Exercise directions:
Every record is to be printed exactly as it appears.

──────────

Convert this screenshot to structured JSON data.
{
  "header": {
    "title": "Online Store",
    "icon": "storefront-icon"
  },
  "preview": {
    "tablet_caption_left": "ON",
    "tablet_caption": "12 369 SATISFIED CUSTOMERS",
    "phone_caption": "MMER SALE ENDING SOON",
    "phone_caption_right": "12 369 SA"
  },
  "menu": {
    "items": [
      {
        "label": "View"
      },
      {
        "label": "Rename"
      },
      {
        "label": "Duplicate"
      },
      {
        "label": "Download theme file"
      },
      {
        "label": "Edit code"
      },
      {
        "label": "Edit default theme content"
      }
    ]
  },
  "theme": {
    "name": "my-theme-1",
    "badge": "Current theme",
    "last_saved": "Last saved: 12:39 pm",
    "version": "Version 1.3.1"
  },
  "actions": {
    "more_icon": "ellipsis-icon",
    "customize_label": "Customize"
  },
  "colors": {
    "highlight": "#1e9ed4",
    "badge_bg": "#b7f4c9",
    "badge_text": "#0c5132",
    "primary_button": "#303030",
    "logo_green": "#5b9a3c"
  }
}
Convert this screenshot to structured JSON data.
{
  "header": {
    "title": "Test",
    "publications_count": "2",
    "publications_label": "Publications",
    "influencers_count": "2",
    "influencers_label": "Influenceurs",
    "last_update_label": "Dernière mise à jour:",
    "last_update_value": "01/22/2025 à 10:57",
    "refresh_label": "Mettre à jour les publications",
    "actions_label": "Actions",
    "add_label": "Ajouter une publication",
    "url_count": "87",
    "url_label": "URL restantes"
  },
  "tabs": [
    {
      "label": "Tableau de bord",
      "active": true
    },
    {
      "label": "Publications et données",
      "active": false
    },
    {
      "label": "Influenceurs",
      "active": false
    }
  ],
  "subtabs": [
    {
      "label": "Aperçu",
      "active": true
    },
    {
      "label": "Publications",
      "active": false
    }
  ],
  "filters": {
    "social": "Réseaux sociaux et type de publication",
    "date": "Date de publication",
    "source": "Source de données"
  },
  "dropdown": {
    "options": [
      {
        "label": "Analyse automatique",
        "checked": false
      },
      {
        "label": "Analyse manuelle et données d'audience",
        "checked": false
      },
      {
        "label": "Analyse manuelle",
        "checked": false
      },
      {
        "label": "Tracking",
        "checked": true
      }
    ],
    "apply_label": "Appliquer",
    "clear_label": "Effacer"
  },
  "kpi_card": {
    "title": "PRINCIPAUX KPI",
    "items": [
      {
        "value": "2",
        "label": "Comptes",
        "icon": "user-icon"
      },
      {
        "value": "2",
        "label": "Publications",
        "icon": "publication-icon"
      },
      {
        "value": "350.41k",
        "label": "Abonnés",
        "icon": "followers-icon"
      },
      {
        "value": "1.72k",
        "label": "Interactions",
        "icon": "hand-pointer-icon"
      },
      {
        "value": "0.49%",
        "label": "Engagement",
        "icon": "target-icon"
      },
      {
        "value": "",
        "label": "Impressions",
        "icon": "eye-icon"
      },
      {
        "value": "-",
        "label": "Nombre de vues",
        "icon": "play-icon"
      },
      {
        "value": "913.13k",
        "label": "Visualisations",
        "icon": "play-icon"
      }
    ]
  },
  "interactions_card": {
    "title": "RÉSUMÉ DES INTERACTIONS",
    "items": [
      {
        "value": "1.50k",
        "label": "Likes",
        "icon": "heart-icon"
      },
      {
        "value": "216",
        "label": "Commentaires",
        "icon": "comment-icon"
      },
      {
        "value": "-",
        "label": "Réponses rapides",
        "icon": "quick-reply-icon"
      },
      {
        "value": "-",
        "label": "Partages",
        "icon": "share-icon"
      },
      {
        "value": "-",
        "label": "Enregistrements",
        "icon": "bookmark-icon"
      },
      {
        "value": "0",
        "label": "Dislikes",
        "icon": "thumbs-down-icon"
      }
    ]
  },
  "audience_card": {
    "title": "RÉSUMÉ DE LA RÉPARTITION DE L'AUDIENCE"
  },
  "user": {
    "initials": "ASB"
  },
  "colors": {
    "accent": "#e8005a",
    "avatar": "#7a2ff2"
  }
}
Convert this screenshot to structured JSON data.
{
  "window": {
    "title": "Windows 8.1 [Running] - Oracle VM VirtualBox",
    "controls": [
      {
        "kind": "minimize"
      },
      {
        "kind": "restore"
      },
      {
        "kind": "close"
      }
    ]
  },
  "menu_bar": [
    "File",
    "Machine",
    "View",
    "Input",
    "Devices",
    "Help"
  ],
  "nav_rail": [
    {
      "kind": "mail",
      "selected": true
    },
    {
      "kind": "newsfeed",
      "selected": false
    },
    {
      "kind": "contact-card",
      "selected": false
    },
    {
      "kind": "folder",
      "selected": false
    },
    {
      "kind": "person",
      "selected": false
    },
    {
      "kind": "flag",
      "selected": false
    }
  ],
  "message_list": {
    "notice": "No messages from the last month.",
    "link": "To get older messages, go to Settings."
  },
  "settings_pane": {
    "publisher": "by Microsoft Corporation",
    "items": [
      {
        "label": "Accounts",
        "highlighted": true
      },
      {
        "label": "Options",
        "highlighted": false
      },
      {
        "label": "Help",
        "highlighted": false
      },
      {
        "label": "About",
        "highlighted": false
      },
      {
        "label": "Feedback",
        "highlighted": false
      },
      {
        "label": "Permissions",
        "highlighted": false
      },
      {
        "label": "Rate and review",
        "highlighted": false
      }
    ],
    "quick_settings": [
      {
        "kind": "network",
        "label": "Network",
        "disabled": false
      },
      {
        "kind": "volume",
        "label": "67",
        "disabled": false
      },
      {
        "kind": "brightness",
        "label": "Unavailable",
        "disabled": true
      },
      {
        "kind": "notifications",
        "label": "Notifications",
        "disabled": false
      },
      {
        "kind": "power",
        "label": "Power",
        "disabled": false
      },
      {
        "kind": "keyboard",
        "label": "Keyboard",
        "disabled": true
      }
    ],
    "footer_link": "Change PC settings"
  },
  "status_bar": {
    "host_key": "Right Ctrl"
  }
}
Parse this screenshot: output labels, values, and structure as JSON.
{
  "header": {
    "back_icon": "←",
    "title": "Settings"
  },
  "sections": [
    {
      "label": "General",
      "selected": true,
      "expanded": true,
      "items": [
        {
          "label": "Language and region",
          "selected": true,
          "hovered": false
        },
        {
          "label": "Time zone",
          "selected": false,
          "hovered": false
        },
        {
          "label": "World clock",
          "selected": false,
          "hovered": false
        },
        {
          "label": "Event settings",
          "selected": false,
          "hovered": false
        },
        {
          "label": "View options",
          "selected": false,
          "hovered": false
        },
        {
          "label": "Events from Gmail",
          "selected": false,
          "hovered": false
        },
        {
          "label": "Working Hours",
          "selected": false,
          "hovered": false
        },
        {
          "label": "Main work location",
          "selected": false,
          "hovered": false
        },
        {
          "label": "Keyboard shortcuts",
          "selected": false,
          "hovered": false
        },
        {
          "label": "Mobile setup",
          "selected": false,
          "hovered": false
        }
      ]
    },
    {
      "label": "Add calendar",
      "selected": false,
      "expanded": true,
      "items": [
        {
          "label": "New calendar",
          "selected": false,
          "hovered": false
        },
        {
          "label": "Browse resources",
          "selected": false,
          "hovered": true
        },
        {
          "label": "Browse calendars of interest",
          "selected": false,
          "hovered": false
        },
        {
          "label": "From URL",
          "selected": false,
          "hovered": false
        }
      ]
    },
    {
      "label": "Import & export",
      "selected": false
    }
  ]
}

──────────

Answer to the problem:
Convert this screenshot to structured JSON data.
{
  "header": {
    "title": "Online Store",
    "icon": "storefront-icon"
  },
  "preview": {
    "tablet_caption_left": "ON",
    "tablet_caption": "12 369 SATISFIED CUSTOMERS",
    "phone_caption": "MMER SALE ENDING SOON",
    "phone_caption_right": "12 369 SA"
  },
  "menu": {
    "items": [
      {
        "label": "View"
      },
      {
        "label": "Rename"
      },
      {
        "label": "Duplicate"
      },
      {
        "label": "Download theme file"
      },
      {
        "label": "Edit code"
      },
      {
        "label": "Edit default theme content"
      }
    ]
  },
  "theme": {
    "name": "my-theme-1",
    "badge": "Current theme",
    "last_saved": "Last saved: 12:39 pm",
    "version": "Version 1.3.1"
  },
  "actions": {
    "more_icon": "ellipsis-icon",
    "customize_label": "Customize"
  },
  "colors": {
    "highlight": "#1e9ed4",
    "badge_bg": "#b7f4c9",
    "badge_text": "#0c5132",
    "primary_button": "#303030",
    "logo_green": "#5b9a3c"
  }
}
Convert this screenshot to structured JSON data.
{
  "header": {
    "title": "Test",
    "publications_count": "2",
    "publications_label": "Publications",
    "influencers_count": "2",
    "influencers_label": "Influenceurs",
    "last_update_label": "Dernière mise à jour:",
    "last_update_value": "01/22/2025 à 10:57",
    "refresh_label": "Mettre à jour les publications",
    "actions_label": "Actions",
    "add_label": "Ajouter une publication",
    "url_count": "87",
    "url_label": "URL restantes"
  },
  "tabs": [
    {
      "label": "Tableau de bord",
      "active": true
    },
    {
      "label": "Publications et données",
      "active": false
    },
    {
      "label": "Influenceurs",
      "active": false
    }
  ],
  "subtabs": [
    {
      "label": "Aperçu",
      "active": true
    },
    {
      "label": "Publications",
      "active": false
    }
  ],
  "filters": {
    "social": "Réseaux sociaux et type de publication",
    "date": "Date de publication",
    "source": "Source de données"
  },
  "dropdown": {
    "options": [
      {
        "label": "Analyse automatique",
        "checked": false
      },
      {
        "label": "Analyse manuelle et données d'audience",
        "checked": false
      },
      {
        "label": "Analyse manuelle",
        "checked": false
      },
      {
        "label": "Tracking",
        "checked": true
      }
    ],
    "apply_label": "Appliquer",
    "clear_label": "Effacer"
  },
  "kpi_card": {
    "title": "PRINCIPAUX KPI",
    "items": [
      {
        "value": "2",
        "label": "Comptes",
        "icon": "user-icon"
      },
      {
        "value": "2",
        "label": "Publications",
        "icon": "publication-icon"
      },
      {
        "value": "350.41k",
        "label": "Abonnés",
        "icon": "followers-icon"
      },
      {
        "value": "1.72k",
        "label": "Interactions",
        "icon": "hand-pointer-icon"
      },
      {
        "value": "0.49%",
        "label": "Engagement",
        "icon": "target-icon"
      },
      {
        "value": "",
        "label": "Impressions",
        "icon": "eye-icon"
      },
      {
        "value": "-",
        "label": "Nombre de vues",
        "icon": "play-icon"
      },
      {
        "value": "913.13k",
        "label": "Visualisations",
        "icon": "play-icon"
      }
    ]
  },
  "interactions_card": {
    "title": "RÉSUMÉ DES INTERACTIONS",
    "items": [
      {
        "value": "1.50k",
        "label": "Likes",
        "icon": "heart-icon"
      },
      {
        "value": "216",
        "label": "Commentaires",
        "icon": "comment-icon"
      },
      {
        "value": "-",
        "label": "Réponses rapides",
        "icon": "quick-reply-icon"
      },
      {
        "value": "-",
        "label": "Partages",
        "icon": "share-icon"
      },
      {
        "value": "-",
        "label": "Enregistrements",
        "icon": "bookmark-icon"
      },
      {
        "value": "0",
        "label": "Dislikes",
        "icon": "thumbs-down-icon"
      }
    ]
  },
  "audience_card": {
    "title": "RÉSUMÉ DE LA RÉPARTITION DE L'AUDIENCE"
  },
  "user": {
    "initials": "ASB"
  },
  "colors": {
    "accent": "#e8005a",
    "avatar": "#7a2ff2"
  }
}
Convert this screenshot to structured JSON data.
{
  "window": {
    "title": "Windows 8.1 [Running] - Oracle VM VirtualBox",
    "controls": [
      {
        "kind": "minimize"
      },
      {
        "kind": "restore"
      },
      {
        "kind": "close"
      }
    ]
  },
  "menu_bar": [
    "File",
    "Machine",
    "View",
    "Input",
    "Devices",
    "Help"
  ],
  "nav_rail": [
    {
      "kind": "mail",
      "selected": true
    },
    {
      "kind": "newsfeed",
      "selected": false
    },
    {
      "kind": "contact-card",
      "selected": false
    },
    {
      "kind": "folder",
      "selected": false
    },
    {
      "kind": "person",
      "selected": false
    },
    {
      "kind": "flag",
      "selected": false
    }
  ],
  "message_list": {
    "notice": "No messages from the last month.",
    "link": "To get older messages, go to Settings."
  },
  "settings_pane": {
    "publisher": "by Microsoft Corporation",
    "items": [
      {
        "label": "Accounts",
        "highlighted": true
      },
      {
        "label": "Options",
        "highlighted": false
      },
      {
        "label": "Help",
        "highlighted": false
      },
      {
        "label": "About",
        "highlighted": false
      },
      {
        "label": "Feedback",
        "highlighted": false
      },
      {
        "label": "Permissions",
        "highlighted": false
      },
      {
        "label": "Rate and review",
        "highlighted": false
      }
    ],
    "quick_settings": [
      {
        "kind": "network",
        "label": "Network",
        "disabled": false
      },
      {
        "kind": "volume",
        "label": "67",
        "disabled": false
      },
      {
        "kind": "brightness",
        "label": "Unavailable",
        "disabled": true
      },
      {
        "kind": "notifications",
        "label": "Notifications",
        "disabled": false
      },
      {
        "kind": "power",
        "label": "Power",
        "disabled": false
      },
      {
        "kind": "keyboard",
        "label": "Keyboard",
        "disabled": true
      }
    ],
    "footer_link": "Change PC settings"
  },
  "status_bar": {
    "host_key": "Right Ctrl"
  }
}
Parse this screenshot: output labels, values, and structure as JSON.
{
  "header": {
    "back_icon": "←",
    "title": "Settings"
  },
  "sections": [
    {
      "label": "General",
      "selected": true,
      "expanded": true,
      "items": [
        {
          "label": "Language and region",
          "selected": true,
          "hovered": false
        },
        {
          "label": "Time zone",
          "selected": false,
          "hovered": false
        },
        {
          "label": "World clock",
          "selected": false,
          "hovered": false
        },
        {
          "label": "Event settings",
          "selected": false,
          "hovered": false
        },
        {
          "label": "View options",
          "selected": false,
          "hovered": false
        },
        {
          "label": "Events from Gmail",
          "selected": false,
          "hovered": false
        },
        {
          "label": "Working Hours",
          "selected": false,
          "hovered": false
        },
        {
          "label": "Main work location",
          "selected": false,
          "hovered": false
        },
        {
          "label": "Keyboard shortcuts",
          "selected": false,
          "hovered": false
        },
        {
          "label": "Mobile setup",
          "selected": false,
          "hovered": false
        }
      ]
    },
    {
      "label": "Add calendar",
      "selected": false,
      "expanded": true,
      "items": [
        {
          "label": "New calendar",
          "selected": false,
          "hovered": false
        },
        {
          "label": "Browse resources",
          "selected": false,
          "hovered": true
        },
        {
          "label": "Browse calendars of interest",
          "selected": false,
          "hovered": false
        },
        {
          "label": "From URL",
          "selected": false,
          "hovered": false
        }
      ]
    },
    {
      "label": "Import & export",
      "selected": false
    }
  ]
}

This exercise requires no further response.